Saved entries
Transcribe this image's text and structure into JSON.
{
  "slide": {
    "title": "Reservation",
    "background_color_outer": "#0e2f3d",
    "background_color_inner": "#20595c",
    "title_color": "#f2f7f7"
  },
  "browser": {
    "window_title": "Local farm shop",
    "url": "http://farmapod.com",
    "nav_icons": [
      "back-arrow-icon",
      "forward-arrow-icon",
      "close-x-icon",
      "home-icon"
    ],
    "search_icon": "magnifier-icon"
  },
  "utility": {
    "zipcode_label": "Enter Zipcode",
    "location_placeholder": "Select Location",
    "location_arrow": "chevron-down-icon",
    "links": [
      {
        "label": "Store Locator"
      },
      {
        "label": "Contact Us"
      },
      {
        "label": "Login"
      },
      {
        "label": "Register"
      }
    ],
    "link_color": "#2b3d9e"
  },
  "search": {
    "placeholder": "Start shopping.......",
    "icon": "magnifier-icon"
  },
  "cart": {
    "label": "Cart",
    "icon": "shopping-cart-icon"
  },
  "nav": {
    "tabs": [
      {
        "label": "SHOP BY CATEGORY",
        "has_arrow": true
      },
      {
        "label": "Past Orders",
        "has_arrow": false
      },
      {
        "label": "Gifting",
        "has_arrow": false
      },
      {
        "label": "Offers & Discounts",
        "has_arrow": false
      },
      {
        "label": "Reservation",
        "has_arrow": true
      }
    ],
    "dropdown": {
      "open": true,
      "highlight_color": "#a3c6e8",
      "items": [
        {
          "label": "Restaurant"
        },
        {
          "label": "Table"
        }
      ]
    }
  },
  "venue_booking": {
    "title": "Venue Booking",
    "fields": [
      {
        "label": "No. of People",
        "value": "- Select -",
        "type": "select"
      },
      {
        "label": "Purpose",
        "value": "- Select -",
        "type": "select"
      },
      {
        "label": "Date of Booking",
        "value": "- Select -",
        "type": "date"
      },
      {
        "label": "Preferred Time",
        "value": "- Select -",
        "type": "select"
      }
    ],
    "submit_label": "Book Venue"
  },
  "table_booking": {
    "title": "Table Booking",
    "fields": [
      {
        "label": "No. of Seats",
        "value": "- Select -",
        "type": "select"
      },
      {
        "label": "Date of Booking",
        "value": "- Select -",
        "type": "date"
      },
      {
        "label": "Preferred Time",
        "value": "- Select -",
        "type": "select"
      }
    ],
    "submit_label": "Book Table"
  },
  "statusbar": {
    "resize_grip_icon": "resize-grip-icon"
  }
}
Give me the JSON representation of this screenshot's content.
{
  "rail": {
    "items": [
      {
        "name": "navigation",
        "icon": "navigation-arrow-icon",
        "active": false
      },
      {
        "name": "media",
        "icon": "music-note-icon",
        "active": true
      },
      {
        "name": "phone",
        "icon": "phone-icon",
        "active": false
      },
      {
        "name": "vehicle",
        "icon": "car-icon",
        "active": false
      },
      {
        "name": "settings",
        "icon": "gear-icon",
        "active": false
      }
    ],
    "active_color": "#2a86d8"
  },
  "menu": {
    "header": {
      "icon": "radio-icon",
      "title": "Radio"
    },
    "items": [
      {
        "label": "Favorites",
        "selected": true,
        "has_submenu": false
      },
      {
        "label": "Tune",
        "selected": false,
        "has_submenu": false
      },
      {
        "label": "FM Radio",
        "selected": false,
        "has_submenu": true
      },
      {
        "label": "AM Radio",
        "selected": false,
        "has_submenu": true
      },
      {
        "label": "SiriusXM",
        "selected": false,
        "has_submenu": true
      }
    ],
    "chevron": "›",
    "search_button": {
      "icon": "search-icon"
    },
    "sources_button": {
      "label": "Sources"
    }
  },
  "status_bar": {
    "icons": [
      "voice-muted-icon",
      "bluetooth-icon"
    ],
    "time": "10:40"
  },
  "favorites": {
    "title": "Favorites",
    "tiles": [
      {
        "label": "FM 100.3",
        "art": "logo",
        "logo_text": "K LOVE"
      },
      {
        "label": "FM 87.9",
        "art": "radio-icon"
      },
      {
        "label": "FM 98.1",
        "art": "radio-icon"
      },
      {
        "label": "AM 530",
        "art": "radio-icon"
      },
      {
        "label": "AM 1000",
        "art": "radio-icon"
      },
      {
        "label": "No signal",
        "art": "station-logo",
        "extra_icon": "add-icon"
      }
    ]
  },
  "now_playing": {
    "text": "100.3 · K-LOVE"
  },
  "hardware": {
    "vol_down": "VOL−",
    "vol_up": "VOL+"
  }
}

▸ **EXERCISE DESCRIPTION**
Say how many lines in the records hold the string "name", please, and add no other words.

▸ **EXERCISE RESPONSE**
5